The New York Times, September 21, 1958
To the Screen Editor:
I was naturally very much interested in your letter-column
(Sept. 7) in relation to the film, "Me and the Colonel." I
was especially interested in Karen Waldauer's letter about
the nature of Jewish humor.
She made the point that it was based—great areas of it—on
catastrophe. Anyone with even a superficial knowledge of the
subject knows that this is true. Far from agreeing with
another correspondent that such humor is "morbid," I believe
it to be a strong element of survival—at least among those
who do survive.
There could not be a better proof of the truth of Miss
Waldauer's assertion than the origin of this film itself.
Franz Werfel, who told me the story, had just escaped with
his life by a very narrow squeak. Max Reinhardt, our host,
had lost everything he had—and he had a. great deal. Oscar
Karlweis, who played Jacobowsky in New York, had had an
experience almost as perilous as Werfel's. They all rocked
with laughter over this story.

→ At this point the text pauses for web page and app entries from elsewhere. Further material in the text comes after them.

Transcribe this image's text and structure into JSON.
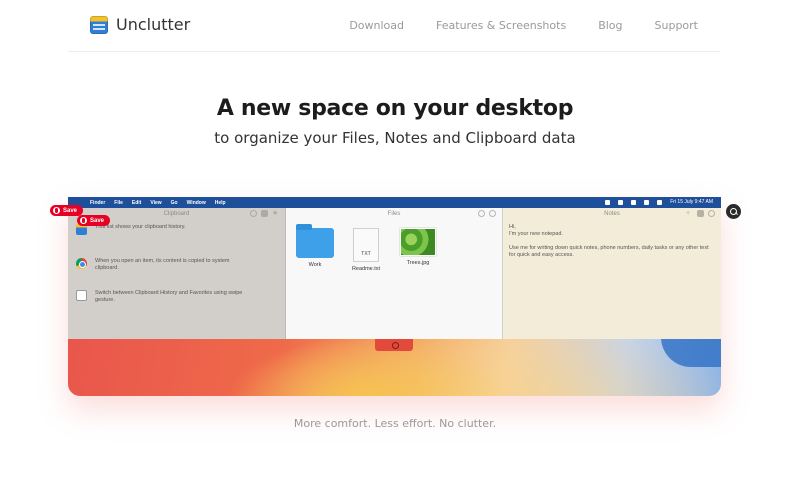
{
  "header": {
    "brand": "Unclutter",
    "nav": [
      "Download",
      "Features & Screenshots",
      "Blog",
      "Support"
    ]
  },
  "hero": {
    "title": "A new space on your desktop",
    "subtitle": "to organize your Files, Notes and Clipboard data"
  },
  "screenshot": {
    "menubar": {
      "items": [
        "Finder",
        "File",
        "Edit",
        "View",
        "Go",
        "Window",
        "Help"
      ],
      "clock": "Fri 15 July  9:47 AM"
    },
    "clipboard": {
      "title": "Clipboard",
      "rows": [
        "This list shows your clipboard history.",
        "When you open an item, its content is copied to system clipboard.",
        "Switch between Clipboard History and Favorites using swipe gesture."
      ]
    },
    "files": {
      "title": "Files",
      "items": [
        {
          "name": "Work",
          "icon": "folder-icon"
        },
        {
          "name": "Readme.txt",
          "icon": "text-file-icon",
          "badge": "TXT"
        },
        {
          "name": "Trees.jpg",
          "icon": "image-file-icon"
        }
      ]
    },
    "notes": {
      "title": "Notes",
      "line1": "Hi,",
      "line2": "I'm your new notepad.",
      "line3": "Use me for writing down quick notes, phone numbers, daily tasks or any other text for quick and easy access."
    }
  },
  "pins": [
    "Save",
    "Save"
  ],
  "tagline": "More comfort.  Less effort.  No clutter.",
  "colors": {
    "menubar": "#1d4f9a",
    "pin": "#e60023"
  }
}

But perhaps, in order to appreciate Jewish humor, or any
kind, you have to have a sense of it.
S. N. BEHRMAN.